Calvin: Oh, well you have just misunderstood the context of the song.
Herman: What do you mean?
Calvin: Well, the context plainly demonstrates that “all” doesn’t mean “every child without exception.”
Herman: It doesn’t?
Calvin: Of course not. Look at that one line that says, “Red and yellow, black and white”.
Calvin: Well, it seems obvious to me that when he says “all the children of the world” he only means all the different colors of children in the world. You see, he is really concerned about racism and guarding against the false teaching that Jesus might only love red children and not any black children, etc.
Herman: Is that right? I never realized that?
Calvin: Well, most people don’t, but that is just because they pay no attention to context. That is why God gave us Reformed theologians to explain these things to us. I could give you a good book by a Calvinist where he spends about twenty pages explaining why “all the children of the world” really means “only a relatively few children from among all the various races of the world”.

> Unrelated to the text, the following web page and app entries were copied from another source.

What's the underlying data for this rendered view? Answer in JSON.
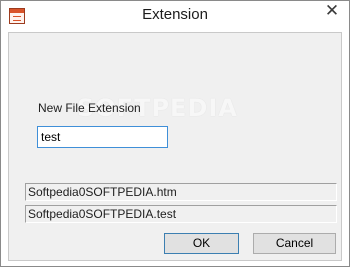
{
  "window": {
    "title": "Extension",
    "close_glyph": "✕",
    "icon": "app-document-icon"
  },
  "main": {
    "watermark": "SOFTPEDIA",
    "field_label": "New File Extension",
    "extension_value": "test"
  },
  "paths": {
    "original": "Softpedia0SOFTPEDIA.htm",
    "renamed": "Softpedia0SOFTPEDIA.test"
  },
  "buttons": {
    "ok_label": "OK",
    "cancel_label": "Cancel"
  },
  "colors": {
    "focus_border": "#3f8fd8",
    "icon_accent": "#d9542a"
  }
}
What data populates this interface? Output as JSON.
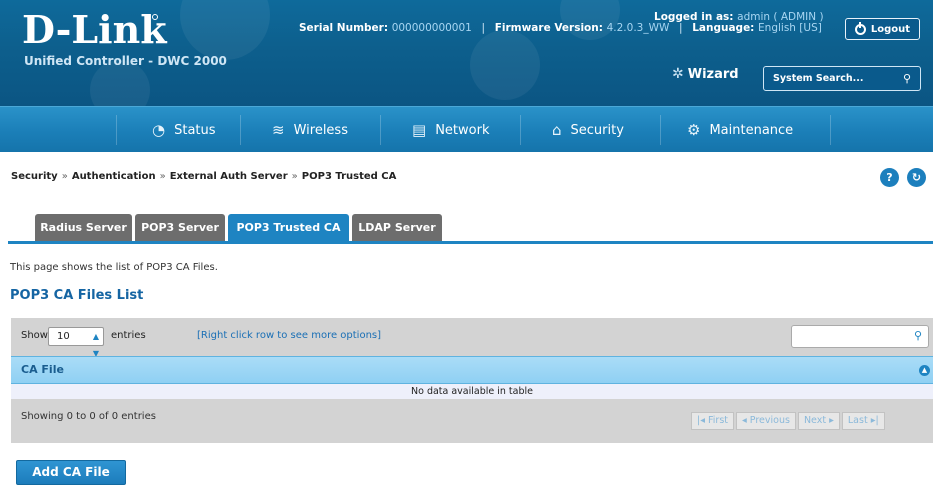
{
  "header": {
    "logo": "D-Link",
    "subtitle": "Unified Controller - DWC 2000",
    "serial_label": "Serial Number:",
    "serial_value": "000000000001",
    "firmware_label": "Firmware Version:",
    "firmware_value": "4.2.0.3_WW",
    "language_label": "Language:",
    "language_value": "English [US]",
    "logged_label": "Logged in as:",
    "logged_value": "admin ( ADMIN )",
    "logout_label": "Logout",
    "wizard_label": "Wizard",
    "search_placeholder": "System Search..."
  },
  "nav": [
    {
      "label": "Status",
      "icon": "status-icon"
    },
    {
      "label": "Wireless",
      "icon": "wifi-icon"
    },
    {
      "label": "Network",
      "icon": "network-icon"
    },
    {
      "label": "Security",
      "icon": "lock-icon"
    },
    {
      "label": "Maintenance",
      "icon": "gears-icon"
    }
  ],
  "breadcrumb": [
    "Security",
    "Authentication",
    "External Auth Server",
    "POP3 Trusted CA"
  ],
  "tabs": [
    {
      "label": "Radius Server",
      "active": false
    },
    {
      "label": "POP3 Server",
      "active": false
    },
    {
      "label": "POP3 Trusted CA",
      "active": true
    },
    {
      "label": "LDAP Server",
      "active": false
    }
  ],
  "page": {
    "description": "This page shows the list of POP3 CA Files.",
    "section_title": "POP3 CA Files List"
  },
  "table": {
    "show_label": "Show",
    "show_value": "10",
    "entries_label": "entries",
    "hint": "[Right click row to see more options]",
    "columns": [
      "CA File"
    ],
    "empty_message": "No data available in table",
    "showing": "Showing 0 to 0 of 0 entries",
    "pager": [
      "First",
      "Previous",
      "Next",
      "Last"
    ]
  },
  "actions": {
    "add_label": "Add CA File"
  },
  "colors": {
    "header": "#0d5f8d",
    "navbar": "#1b7fb8",
    "accent": "#1e84c2",
    "table_header": "#8fd0f3"
  }
}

Herman: Wow, it is amazing to me that I never realized that before. I think I would like to read that book. Thank God he didn’t leave us on our own to interpret songs like this one or we might come to some really bizarre conclusions. I don’t know what we would ever do without those Reformed theologians you mentioned. I think from now on I will just read from them so I don’t misunderstand something else as I am obviously easily confused.
Calvin: Absolutely. Just make sure you don’t put their writings above what the songs actually say while understanding that it is impossible to rightly understand what the songs actually say and mean without reading from them.
Herman: Uh, sure. That makes sense. I think. Are you suggesting that they might be wrong about this song after all?
Calvin: Of course not. They are right because that is what the verse plainly means when considered in context and you can be sure that the song plainly means that because the Reformed theologians say so. Got it?
Herman: Yeah, I got it. Well, I’m off to buy some of those books you recommended. Thanks for all your help. Imagine, if I had never talked to you I would have just gone right on foolishly believing that the song was saying that Jesus actually loved “all” the children of the “world”.
Calvin: No problem. That’s what I’m here for.